For years the investment community has been waiting for the rush on California banking assets. A haven of large one-state institutions that collectively control $619 billion, or 13% of the nation's banking assets, California provides a number of golden opportunities for banks looking to go coast-to-coast. But until recently, concerns about the state's lagging economy and the quality of its assets have outweighed the positives and kept bidders at bay.
That may be changing. With First Bank System and Wells Fargo & Co. bidding to pay top dollar for the franchise of Los Angeles-based First Interstate Bancorp, investors are starting to eye a small group of the state's large thrifts as the next likely battleground. "With First Interstate in play, there really is a scarcity of [commercial banking] assets in California," says Keefe, Bruyette & Woods Inc. analyst Thomas F. Theurkauf Jr. "What remains are the thrifts."
BACK IN LINE. The savings and loans, which control 42% of banking assets in the state, have greatly improved returns in the last two years. Nationally, thrifts may get a boost from changes outlined in the Balanced Budget Act of 1995. By rebuilding the anemic fund that backs thrift deposits, Congress would bring the premiums thrifts pay for their insurance back in line with the much lower premiums paid by banks.
Some players have already made their moves. In August, First Nationwide Bank, Ronald O. Perelman's joint venture with Texas banker Gerald J. Ford, anted up $250 million in cash for San Francisco Federal Savings & Loan Assn. Other California S&Ls likely to be targeted include Great Western, H.F. Ahmanson, Golden West Financial, Coast Federal, and Glendale Federal. Buyers could include such out-of-state institutions as NationsBank, Banc One, Norwest, KeyCorp, and Washington Mutual.
Analysts regard Great Western Financial Corp. as especially alluring. One of the market's healthiest thrifts, Great Western has become more banklike: Fee-generating transactions make up 42% of the company's total deposits, compared with 28% at rival Home Savings of America, the state's largest thrift, with $50 billion in assets.
One big fan is Lord, Abbett & Co. partner E. Wayne Nordberg, a New York money manager who holds close to 4% of Great Western's stock. Nordberg argues that banks' overcapitalization will force them to look for acquisitions to maintain strong returns.
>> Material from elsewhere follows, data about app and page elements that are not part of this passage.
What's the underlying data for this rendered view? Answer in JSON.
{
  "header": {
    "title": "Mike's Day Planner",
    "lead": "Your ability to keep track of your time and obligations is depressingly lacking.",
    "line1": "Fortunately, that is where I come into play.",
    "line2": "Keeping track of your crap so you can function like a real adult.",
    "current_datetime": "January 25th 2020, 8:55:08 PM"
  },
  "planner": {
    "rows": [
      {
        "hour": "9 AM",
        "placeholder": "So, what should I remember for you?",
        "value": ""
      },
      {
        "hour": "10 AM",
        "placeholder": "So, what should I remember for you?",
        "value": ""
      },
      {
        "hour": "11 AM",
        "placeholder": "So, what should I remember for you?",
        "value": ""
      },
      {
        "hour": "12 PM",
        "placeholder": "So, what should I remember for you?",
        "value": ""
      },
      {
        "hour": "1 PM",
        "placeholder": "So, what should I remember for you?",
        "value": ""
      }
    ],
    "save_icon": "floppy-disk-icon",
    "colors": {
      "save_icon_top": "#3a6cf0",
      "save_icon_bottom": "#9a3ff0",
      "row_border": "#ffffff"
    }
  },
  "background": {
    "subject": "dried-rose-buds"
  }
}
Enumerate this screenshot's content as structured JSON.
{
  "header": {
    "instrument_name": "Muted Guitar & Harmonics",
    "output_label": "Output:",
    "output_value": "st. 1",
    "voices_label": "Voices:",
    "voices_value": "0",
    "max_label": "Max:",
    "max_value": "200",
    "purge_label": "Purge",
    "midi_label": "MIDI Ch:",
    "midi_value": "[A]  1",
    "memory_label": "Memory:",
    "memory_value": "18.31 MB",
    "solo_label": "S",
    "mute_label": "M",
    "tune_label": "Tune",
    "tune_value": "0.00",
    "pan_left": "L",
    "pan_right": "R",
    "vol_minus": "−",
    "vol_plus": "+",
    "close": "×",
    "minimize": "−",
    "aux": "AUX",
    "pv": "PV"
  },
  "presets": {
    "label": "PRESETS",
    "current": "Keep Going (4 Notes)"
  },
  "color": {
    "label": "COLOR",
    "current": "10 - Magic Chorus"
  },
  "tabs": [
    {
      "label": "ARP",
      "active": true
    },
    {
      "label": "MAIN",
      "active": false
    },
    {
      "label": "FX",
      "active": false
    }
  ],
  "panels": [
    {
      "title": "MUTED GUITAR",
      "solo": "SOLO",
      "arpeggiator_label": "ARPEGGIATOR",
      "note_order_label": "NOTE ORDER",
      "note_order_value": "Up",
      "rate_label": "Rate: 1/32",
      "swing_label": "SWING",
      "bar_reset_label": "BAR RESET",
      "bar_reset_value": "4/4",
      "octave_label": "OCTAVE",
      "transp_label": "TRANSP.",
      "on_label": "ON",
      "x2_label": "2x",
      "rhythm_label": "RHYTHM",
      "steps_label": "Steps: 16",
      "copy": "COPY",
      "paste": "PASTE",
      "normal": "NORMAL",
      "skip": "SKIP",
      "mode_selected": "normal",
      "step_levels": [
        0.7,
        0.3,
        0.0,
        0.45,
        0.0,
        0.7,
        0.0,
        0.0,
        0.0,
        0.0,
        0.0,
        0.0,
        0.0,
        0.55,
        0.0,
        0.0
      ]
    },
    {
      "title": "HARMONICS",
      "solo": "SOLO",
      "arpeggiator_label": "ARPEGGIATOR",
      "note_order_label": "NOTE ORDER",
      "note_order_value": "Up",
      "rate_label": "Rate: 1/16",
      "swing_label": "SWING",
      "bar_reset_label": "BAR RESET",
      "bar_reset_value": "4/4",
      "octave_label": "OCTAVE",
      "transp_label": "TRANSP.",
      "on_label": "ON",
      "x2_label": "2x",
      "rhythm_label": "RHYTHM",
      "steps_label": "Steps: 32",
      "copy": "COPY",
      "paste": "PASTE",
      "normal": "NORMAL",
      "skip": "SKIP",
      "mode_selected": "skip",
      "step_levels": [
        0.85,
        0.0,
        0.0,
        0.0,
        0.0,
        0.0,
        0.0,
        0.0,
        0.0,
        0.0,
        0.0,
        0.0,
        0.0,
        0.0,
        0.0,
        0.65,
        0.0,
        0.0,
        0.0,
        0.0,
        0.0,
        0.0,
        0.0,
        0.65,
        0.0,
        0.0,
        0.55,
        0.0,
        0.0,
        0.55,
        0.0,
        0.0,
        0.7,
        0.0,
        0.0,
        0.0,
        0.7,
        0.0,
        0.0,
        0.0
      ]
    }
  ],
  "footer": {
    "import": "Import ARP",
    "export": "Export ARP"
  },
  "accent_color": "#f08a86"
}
Big operators, he says, offer the best potential returns.
For banks that prefer to buy with stock, the timing seems propitious. Bank stocks have enjoyed a great run this year, rising 40%. At the going rate, Sanford C. Bernstein & Co. analyst Jonathan E. Gray thinks a bank could pay a premium of as much as 32% for Great Western and 54% for Ahmanson.
Not everyone is so sure California's thrift merger-and-acquisition market is about to catch fire. Ahmanson CEO Charles R. Rinehart won't comment on his own company, but says that in general, increased interest in the state's thrifts over the past six months is "mostly at the investment banker level and a lot less in actual dealmaking."
Part of what's standing in the way is pricing, according to James Marks, an analyst with Hancock Institutional Equity Services. He says there's a significant discrepancy between what potential buyers are willing to pay and what thrifts are asking. According to SNL Securities, the state's average price-to-book ratio is 56% below the national average. But Marks expects California pricing to firm up as buyers become more confident about asset quality and the thrifts' improving financial performance.
And sellers may be willing to cut their prices, as thrifts, which traditionally specialized in low-margin businesses such as first mortgages, increasingly compete directly with more profitable banks and nonbank rivals. "The managements of these companies realize full well that unless they can generate a competitive 15% return on assets, their futures are in question," says Marks. That may explain why Stephen J. Trafton, CEO of Glendale Federal Bank, is "indifferent" to staying independent. For the right price, Trafton says, he would sell to maximize shareholder value. As competition tightens, more thrift CEOs may be seeing things his way.
Handicapping the Thrift Buyouts
Great Western Financial
Golden West Financial
(World Savings & Loan)
Coast Federal Bank
Glendale Federal Bank
...AND LIKELY TARGETERS